(Try it):
Extract every line below, verbatim.

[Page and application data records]

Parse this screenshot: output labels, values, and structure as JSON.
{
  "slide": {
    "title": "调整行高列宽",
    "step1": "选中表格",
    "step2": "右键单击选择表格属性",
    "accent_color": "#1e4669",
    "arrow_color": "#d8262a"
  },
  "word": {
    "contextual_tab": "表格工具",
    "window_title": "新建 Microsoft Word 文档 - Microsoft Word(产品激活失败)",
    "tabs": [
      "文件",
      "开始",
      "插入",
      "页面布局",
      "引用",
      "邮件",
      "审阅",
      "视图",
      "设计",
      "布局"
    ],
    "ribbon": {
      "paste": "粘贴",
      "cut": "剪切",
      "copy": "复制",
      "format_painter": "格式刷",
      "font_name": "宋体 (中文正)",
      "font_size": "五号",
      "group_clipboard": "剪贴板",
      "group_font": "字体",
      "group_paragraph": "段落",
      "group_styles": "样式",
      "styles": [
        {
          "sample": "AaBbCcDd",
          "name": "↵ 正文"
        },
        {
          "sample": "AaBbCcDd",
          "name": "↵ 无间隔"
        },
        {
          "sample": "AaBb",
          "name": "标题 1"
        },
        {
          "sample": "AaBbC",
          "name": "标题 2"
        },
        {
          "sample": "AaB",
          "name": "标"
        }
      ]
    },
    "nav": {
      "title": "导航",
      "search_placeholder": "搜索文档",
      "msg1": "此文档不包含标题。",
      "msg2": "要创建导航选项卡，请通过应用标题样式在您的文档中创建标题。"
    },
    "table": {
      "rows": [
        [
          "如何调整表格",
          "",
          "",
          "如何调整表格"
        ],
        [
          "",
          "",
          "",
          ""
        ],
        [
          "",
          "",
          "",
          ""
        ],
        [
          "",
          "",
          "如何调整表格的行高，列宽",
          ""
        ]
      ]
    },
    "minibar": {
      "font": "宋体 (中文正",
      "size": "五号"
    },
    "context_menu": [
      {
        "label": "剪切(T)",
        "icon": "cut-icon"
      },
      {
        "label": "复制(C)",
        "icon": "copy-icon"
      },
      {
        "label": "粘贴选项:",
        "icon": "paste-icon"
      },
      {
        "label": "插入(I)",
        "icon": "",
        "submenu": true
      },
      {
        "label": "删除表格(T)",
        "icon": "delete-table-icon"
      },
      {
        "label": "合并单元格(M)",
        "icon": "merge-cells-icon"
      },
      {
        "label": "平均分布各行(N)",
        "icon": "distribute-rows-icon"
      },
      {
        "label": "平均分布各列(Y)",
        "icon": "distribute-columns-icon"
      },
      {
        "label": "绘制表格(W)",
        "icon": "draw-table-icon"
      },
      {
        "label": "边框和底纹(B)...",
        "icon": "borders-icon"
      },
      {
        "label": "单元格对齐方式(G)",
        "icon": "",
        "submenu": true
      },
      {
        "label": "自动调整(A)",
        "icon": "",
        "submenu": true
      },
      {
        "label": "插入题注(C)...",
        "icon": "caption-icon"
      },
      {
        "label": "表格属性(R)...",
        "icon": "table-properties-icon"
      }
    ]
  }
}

(Task response):
Parse this screenshot: output labels, values, and structure as JSON.
{
  "slide": {
    "title": "调整行高列宽",
    "step1": "选中表格",
    "step2": "右键单击选择表格属性",
    "accent_color": "#1e4669",
    "arrow_color": "#d8262a"
  },
  "word": {
    "contextual_tab": "表格工具",
    "window_title": "新建 Microsoft Word 文档 - Microsoft Word(产品激活失败)",
    "tabs": [
      "文件",
      "开始",
      "插入",
      "页面布局",
      "引用",
      "邮件",
      "审阅",
      "视图",
      "设计",
      "布局"
    ],
    "ribbon": {
      "paste": "粘贴",
      "cut": "剪切",
      "copy": "复制",
      "format_painter": "格式刷",
      "font_name": "宋体 (中文正)",
      "font_size": "五号",
      "group_clipboard": "剪贴板",
      "group_font": "字体",
      "group_paragraph": "段落",
      "group_styles": "样式",
      "styles": [
        {
          "sample": "AaBbCcDd",
          "name": "↵ 正文"
        },
        {
          "sample": "AaBbCcDd",
          "name": "↵ 无间隔"
        },
        {
          "sample": "AaBb",
          "name": "标题 1"
        },
        {
          "sample": "AaBbC",
          "name": "标题 2"
        },
        {
          "sample": "AaB",
          "name": "标"
        }
      ]
    },
    "nav": {
      "title": "导航",
      "search_placeholder": "搜索文档",
      "msg1": "此文档不包含标题。",
      "msg2": "要创建导航选项卡，请通过应用标题样式在您的文档中创建标题。"
    },
    "table": {
      "rows": [
        [
          "如何调整表格",
          "",
          "",
          "如何调整表格"
        ],
        [
          "",
          "",
          "",
          ""
        ],
        [
          "",
          "",
          "",
          ""
        ],
        [
          "",
          "",
          "如何调整表格的行高，列宽",
          ""
        ]
      ]
    },
    "minibar": {
      "font": "宋体 (中文正",
      "size": "五号"
    },
    "context_menu": [
      {
        "label": "剪切(T)",
        "icon": "cut-icon"
      },
      {
        "label": "复制(C)",
        "icon": "copy-icon"
      },
      {
        "label": "粘贴选项:",
        "icon": "paste-icon"
      },
      {
        "label": "插入(I)",
        "icon": "",
        "submenu": true
      },
      {
        "label": "删除表格(T)",
        "icon": "delete-table-icon"
      },
      {
        "label": "合并单元格(M)",
        "icon": "merge-cells-icon"
      },
      {
        "label": "平均分布各行(N)",
        "icon": "distribute-rows-icon"
      },
      {
        "label": "平均分布各列(Y)",
        "icon": "distribute-columns-icon"
      },
      {
        "label": "绘制表格(W)",
        "icon": "draw-table-icon"
      },
      {
        "label": "边框和底纹(B)...",
        "icon": "borders-icon"
      },
      {
        "label": "单元格对齐方式(G)",
        "icon": "",
        "submenu": true
      },
      {
        "label": "自动调整(A)",
        "icon": "",
        "submenu": true
      },
      {
        "label": "插入题注(C)...",
        "icon": "caption-icon"
      },
      {
        "label": "表格属性(R)...",
        "icon": "table-properties-icon"
      }
    ]
  }
}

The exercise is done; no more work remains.